For Lish and Boumas it’s a new beginning for their enterprise. In another sense, it’s also the culmination of years of efforts to integrate an educational component into their business model. Their labor of love has been supported by workshops and apprenticeships, but it’s never been a source of revenue. A school-based curriculum offers the opportunity to change that. While it’s not a windfall by any means, it’s enough for a couple of ski-loving gypsies to continue blazing trails.
“Really the focus for us has never been money based,” said Boumas. “We’ve never been about profit; we’ve always been focused on value,” said Boumas.

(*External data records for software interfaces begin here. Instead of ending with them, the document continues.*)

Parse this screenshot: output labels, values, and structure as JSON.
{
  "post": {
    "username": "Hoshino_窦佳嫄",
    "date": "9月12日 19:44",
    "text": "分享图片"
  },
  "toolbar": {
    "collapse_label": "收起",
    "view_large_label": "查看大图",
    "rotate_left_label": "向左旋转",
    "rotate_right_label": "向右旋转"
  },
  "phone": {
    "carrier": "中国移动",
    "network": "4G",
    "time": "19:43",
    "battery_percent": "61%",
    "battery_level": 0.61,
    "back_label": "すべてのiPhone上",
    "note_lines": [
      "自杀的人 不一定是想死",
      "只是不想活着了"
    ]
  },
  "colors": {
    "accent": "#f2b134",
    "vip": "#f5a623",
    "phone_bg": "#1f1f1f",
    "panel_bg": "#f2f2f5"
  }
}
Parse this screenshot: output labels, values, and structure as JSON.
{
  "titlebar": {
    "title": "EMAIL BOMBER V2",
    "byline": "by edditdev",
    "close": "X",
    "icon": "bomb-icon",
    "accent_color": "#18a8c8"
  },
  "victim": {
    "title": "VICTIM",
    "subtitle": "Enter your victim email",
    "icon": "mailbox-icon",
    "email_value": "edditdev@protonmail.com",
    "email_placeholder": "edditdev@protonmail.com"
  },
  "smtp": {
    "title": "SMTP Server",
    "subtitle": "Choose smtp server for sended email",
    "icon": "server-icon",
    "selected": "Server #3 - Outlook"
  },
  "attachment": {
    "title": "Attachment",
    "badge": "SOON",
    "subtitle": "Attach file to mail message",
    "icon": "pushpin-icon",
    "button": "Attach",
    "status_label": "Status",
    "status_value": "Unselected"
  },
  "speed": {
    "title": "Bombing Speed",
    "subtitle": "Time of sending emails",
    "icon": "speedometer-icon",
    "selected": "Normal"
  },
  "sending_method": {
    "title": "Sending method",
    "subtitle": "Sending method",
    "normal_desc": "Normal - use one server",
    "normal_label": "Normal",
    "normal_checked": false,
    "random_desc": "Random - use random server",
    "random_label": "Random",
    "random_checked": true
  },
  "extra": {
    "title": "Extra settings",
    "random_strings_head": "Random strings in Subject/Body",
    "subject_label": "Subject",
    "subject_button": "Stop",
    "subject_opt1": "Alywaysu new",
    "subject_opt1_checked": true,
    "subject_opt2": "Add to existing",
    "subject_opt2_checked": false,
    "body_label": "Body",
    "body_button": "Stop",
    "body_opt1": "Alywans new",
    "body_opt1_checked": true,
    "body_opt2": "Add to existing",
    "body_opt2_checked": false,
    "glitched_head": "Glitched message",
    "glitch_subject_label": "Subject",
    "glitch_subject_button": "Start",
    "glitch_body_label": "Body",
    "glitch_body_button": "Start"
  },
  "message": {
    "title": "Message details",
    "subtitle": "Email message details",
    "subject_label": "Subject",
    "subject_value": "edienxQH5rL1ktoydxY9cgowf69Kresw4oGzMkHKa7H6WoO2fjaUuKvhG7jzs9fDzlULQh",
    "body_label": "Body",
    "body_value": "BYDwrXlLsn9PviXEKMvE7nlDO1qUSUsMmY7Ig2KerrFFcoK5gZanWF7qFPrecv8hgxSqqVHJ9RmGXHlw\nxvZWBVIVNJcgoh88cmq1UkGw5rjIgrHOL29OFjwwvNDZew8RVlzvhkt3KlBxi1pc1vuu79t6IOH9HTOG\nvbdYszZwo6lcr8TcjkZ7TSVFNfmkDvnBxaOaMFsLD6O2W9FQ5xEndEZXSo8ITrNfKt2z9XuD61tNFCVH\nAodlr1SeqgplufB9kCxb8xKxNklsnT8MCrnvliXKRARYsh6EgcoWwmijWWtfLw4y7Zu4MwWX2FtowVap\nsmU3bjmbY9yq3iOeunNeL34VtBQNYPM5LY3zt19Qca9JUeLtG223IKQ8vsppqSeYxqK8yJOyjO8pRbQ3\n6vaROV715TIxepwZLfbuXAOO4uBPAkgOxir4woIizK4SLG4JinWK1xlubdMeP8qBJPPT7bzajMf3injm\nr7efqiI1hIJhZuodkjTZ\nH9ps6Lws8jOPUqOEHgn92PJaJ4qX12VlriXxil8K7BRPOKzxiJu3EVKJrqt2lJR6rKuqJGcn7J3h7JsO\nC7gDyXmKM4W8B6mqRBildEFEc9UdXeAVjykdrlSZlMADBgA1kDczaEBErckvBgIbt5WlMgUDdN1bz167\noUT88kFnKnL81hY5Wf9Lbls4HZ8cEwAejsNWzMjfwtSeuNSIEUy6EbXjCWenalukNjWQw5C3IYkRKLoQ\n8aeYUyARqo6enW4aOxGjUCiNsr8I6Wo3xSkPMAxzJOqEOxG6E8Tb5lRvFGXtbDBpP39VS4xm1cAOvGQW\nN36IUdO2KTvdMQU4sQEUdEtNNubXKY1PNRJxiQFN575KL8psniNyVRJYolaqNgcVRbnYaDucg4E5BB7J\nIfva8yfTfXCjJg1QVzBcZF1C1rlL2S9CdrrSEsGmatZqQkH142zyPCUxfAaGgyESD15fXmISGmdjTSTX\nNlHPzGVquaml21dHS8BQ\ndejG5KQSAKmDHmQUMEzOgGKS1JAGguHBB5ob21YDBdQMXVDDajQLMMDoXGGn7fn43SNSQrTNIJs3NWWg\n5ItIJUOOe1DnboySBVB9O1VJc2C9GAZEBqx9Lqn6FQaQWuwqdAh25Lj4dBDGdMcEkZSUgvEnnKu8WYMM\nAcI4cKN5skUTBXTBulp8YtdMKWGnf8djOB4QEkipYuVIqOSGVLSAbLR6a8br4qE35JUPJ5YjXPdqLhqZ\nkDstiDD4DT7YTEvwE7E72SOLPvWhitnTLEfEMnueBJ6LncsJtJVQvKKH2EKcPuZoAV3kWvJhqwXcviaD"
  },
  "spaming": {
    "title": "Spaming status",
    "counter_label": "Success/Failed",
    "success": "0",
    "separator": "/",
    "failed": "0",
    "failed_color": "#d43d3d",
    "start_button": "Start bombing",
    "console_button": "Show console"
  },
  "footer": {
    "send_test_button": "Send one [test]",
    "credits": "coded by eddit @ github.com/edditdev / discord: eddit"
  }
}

While ski-making is a novel addition to local schools, students in Sisters have been blurring boundaries between public schools and private enterprise for almost a decade in a one-of-a-kind guitar building class. It was this class that served as inspiration for Bend High engineering instructor Gavin Meyers to pursue a ski building program for his students.
Meyers said he loved how the program connected with the students as well as community members and played off the town’s folk music reputation.
Instructor Tony Cosby recalls that he and friend Jayson Bowerman first hatched the idea while picking up trash during a volunteer river clean-up day in Bend. Bowerman was working as a top builder at Breedlove and Cosby was running the woodworking class at Sisters High School.
Eleven years later the program is stronger than ever, said Cosby. Each year about a third of the senior class opts to take the guitar building elective. There is typically a fifty-fifty male to female ratio for the course.
Whether it’s a custom guitar or a handmade ski, Cosby and Bowerman agree that the process of building a product from start to finish opens students’ minds to the elegant dance between art, design and execution.